I mean, I tried to do something about it. I wrote my councilman -- TWICE -- and when I found out he doesn't read his emails, I emailed his assistant. I emailed the mayor. I emailed the district judge. I also posted a comment on his Facebook page. Everywhere I looked people appeared upset about the spraying. And every story I saw made it obvious that they were being ignored. Threads of comments on articles 10 or 15 posts deep with variations on, "PLEASE DON'T SPRAY US WITH YOUR POISON!" and nary a dissenting opinion in the bunch. But it all started to feel like a bunch of tiny people screaming and shaking their fists as a giant put the lid on their box. The case, it would appear, was not up for debate. The scariest part is that there's pretty much nothing we can do about it. I considered driving the hour to my parents' house in Sherman for the night, but I have to go to work in the morning. It still feels like a tough call.
It's petrifying, really.
I'm sitting on my couch at 8:30, one hour and 30 minutes from the commencement of the spraying. I look down, and I see a mosquito quietly sucking on my wrist. I chase it away to find that it has left two bites on my wrist, and I think, "Awesome. I might get West Nile AN HOUR AND A HALF before the spraying that supposed to kill the mosquitos and protect me from the West Nile while damaging my endocrine system!" It's moments like these when one really gets in touch with the feeling of powerlessness. At this point, all I can do is sit back and wait, watching to see which side is going to get me first.
I'm already wondering if my slight sense of fatigue is the early onslaught of West Nile. It couldn't possibly be my poor sleep habits...
So here I am, sitting on my couch, pondering the complete futility of life because of two mosquito bites and a little insecticide. Earlier, Sean asked me if I ever feel like life is an endurance test. He asked if I ever felt like I was failing that test miserably. I said I don't usually feel like I'm failing it miserably, but that's because I did A LOT of work on my perfectionism in therapy years ago. I realized it's a complete waste of time to worry about perfecting things that will seem as if to have never existed (namely myself) within 10 years of my death. I do, however, often feel like I'm not sure why I do half the shit I do. I'm not trying to be perfect, but I do schedule myself to death trying to cram as much FUN and MEANINGFULNESS into my life as possible. Then I'm faced with a moment wherein I could possibly be about to simultaneously suffer from a serious disease and the side effects of a dangerous chemical and I think, "I NEVER SHOULD'VE QUIT SMOKING!"

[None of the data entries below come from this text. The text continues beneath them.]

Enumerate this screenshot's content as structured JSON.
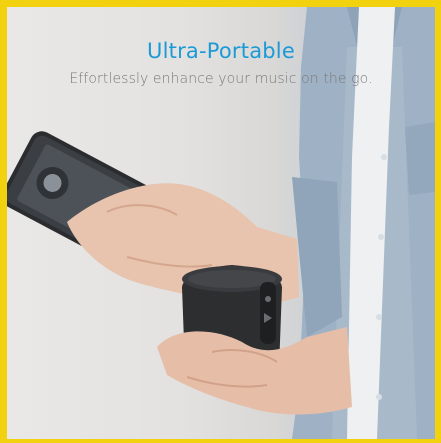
{
  "banner": {
    "headline": "Ultra-Portable",
    "subheadline": "Effortlessly enhance your music on the go."
  },
  "colors": {
    "border": "#f2d20f",
    "headline": "#1a9ad6",
    "subheadline": "#7a7a7a"
  },
  "image": {
    "depicts": [
      "person-in-denim-shirt",
      "smartphone",
      "portable-bluetooth-speaker"
    ]
  }
}
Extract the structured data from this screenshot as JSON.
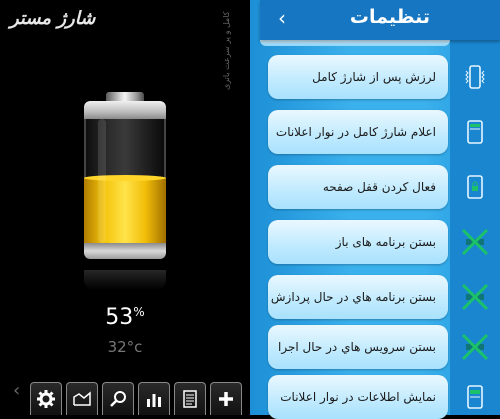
{
  "left_panel": {
    "brand": "شارژ مستر",
    "side_text": "شارژ کامل و پر سرعت باتری",
    "battery_level_percent": 53,
    "percent_value": "53",
    "percent_sign": "%",
    "temperature": "32°c",
    "colors": {
      "fill": "#f4c40a",
      "background": "#000000"
    },
    "toolbar": [
      {
        "icon": "gear-icon"
      },
      {
        "icon": "chart-area-icon"
      },
      {
        "icon": "search-icon"
      },
      {
        "icon": "bar-chart-icon"
      },
      {
        "icon": "notes-icon"
      },
      {
        "icon": "plus-icon"
      }
    ],
    "chevron": "‹"
  },
  "right_panel": {
    "title": "تنظیمات",
    "back_icon": "‹",
    "colors": {
      "header": "#1676c2",
      "background": "#3ab0ec",
      "row": "#bfeafe"
    },
    "items": [
      {
        "label": "لرزش پس از شارژ کامل",
        "icon": "phone-vibrate-icon"
      },
      {
        "label": "اعلام شارژ کامل در نوار اعلانات",
        "icon": "phone-notification-icon"
      },
      {
        "label": "فعال کردن قفل صفحه",
        "icon": "phone-lock-icon"
      },
      {
        "label": "بستن برنامه های باز",
        "icon": "close-apps-icon"
      },
      {
        "label": "بستن برنامه هاي در حال پردازش",
        "icon": "close-processes-icon"
      },
      {
        "label": "بستن سرويس هاي در حال اجرا",
        "icon": "close-services-icon"
      },
      {
        "label": "نمايش اطلاعات در نوار اعلانات",
        "icon": "phone-info-icon"
      }
    ]
  }
}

Apparently when faced with my own mortality, I have exactly the opposite reaction from the one you're supposed to have. I'm supposed to be sitting here wondering if I smelled enough roses or some shit. Instead, I'm lamenting all the cigarettes I did not smoke.
Although I suppose that one man's rose is another man's Camel Light.